For the month of August, we’re delving into the process of change and growth that humans undergo as we embark on our inner work journey.
My model of change, The Change Spiral, emerged as one of the frameworks that now underlies much of my work.
The quality of spiraling can feel like a revisiting of old themes and patterns in our lives as we move through the four domains of change: relationships, healing, capacity building, and communicating.
Last week, we focused on the domain of relationships. This week I’m highlighting the domain of healing.
And, what’s one of the biggest signs that we have healing work to do?
Being “triggered” in our relationships.
What do I mean by “triggered”?
Ok, yes, this word is widely overused (just like “trauma” is being grossly overused these days). I’m using the term “triggered” to refer to any time we’re having a reaction to someone or something that feels charged up and loaded in a way that also feels out of proportion to what is actually happening in the present moment.
For example, let’s say someone changes plans on you at the last minute, and you feel outraged and indignant, and you ruminate for the rest of the day about how disrespectful you think they are.
This may be a sign that you’re merging painful past experiences with your present moment experience.

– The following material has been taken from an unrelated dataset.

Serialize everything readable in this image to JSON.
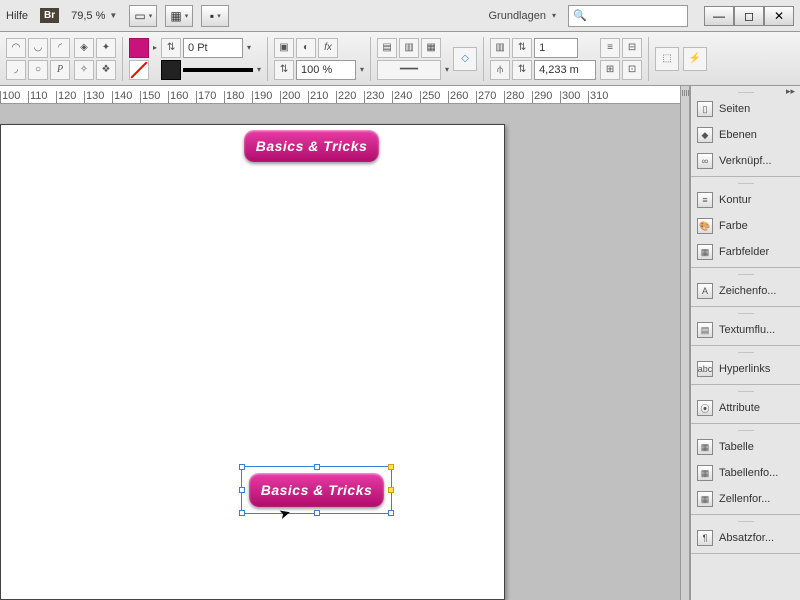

While we might feel disappointed and a bit irritated at needing to adjust our plans at the last minute, anything more charged up than that is a sign that more is going on for us under the surface. When we load our present moment experience with unresolved past pain, we are being “triggered” or “activated.”
That’s when we know we might have some personal healing work to do before we can find our way back to wise actions.

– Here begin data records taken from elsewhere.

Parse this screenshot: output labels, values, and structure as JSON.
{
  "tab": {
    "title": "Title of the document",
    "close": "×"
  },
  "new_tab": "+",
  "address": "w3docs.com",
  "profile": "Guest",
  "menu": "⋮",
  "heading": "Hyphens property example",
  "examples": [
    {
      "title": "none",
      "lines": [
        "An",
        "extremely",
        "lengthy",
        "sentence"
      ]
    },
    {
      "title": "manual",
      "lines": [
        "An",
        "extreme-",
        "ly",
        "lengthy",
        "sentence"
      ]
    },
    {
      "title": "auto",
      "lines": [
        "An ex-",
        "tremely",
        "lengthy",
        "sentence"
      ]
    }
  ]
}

What is healing work?
When I talk about psychological, emotional, mental, spiritual, or relational healing work in this context, I’m referring to all the ways we process through the accumulated pain of our lives and bring self-awareness, self-compassion, and self-understanding to who we are today.
- We might start to understand the dance between codependency and narcissism, and we begin to see our own patterns and how we contribute to drama triangles.
- We might begin to examine how our imperfect childhood experiences influenced us, framed our meaning-making systems, and led us to develop self-protective habits that now hold us back as adults.
- We might start to revisit traumatic experiences that we put away years ago and begin processing memories and feelings that we had been avoiding – until now.
We get to feel again, we get to cry again, we get to express our authenticity again. We find empathic communities and nurturing spaces where we can heal what still hurts from the past and distorts our perceptions in the present.
Healing processes often involve developing a new relationship with the things that happened to us. We feel through the feelings attached to those experiences and memories. We bring a compassionate witnessing presence to ourselves as we reclaim parts of ourselves and bring ourselves back online again.
I want to stress this: In my professional opinion, healing is best done with a well-trained, highly qualified therapist/ guide within a private, confidential, predictable relational container. Deep healing is not a DIY project.
If you’re looking for deep healing work, you may want to consider working with professionals who have training and experience with modalities such as these:
- Internal Family Systems (IFS)
- Somatic Experiencing (SE)
- Sensorimotor Therapy
- Compassionate Inquiry
- Eye Movement Desensitization and Reprocessing (EMDR)
- Dialectical Behavior Therapy (DBT)
- Psychoanalytically and psychodynamically trained professionals tend to offer deeper, more characterological work over intense time periods
(This is not a complete nor exhaustive list, just a starting point.)
Healing work can bring up very painful memories and feelings and needs a strong, safe, and reliable relational container within which to do this work. Please do not try to DIY your healing work, especially if some of the ways you adapted to your early childhood experiences involved becoming uber responsible, super self reliant, or attuning to everyone else’s needs for your own safety.
What are the ways in which you have begun to heal? What methods and models have worked for you?
Next week, we’ll explore the domain that follows healing: capacity building.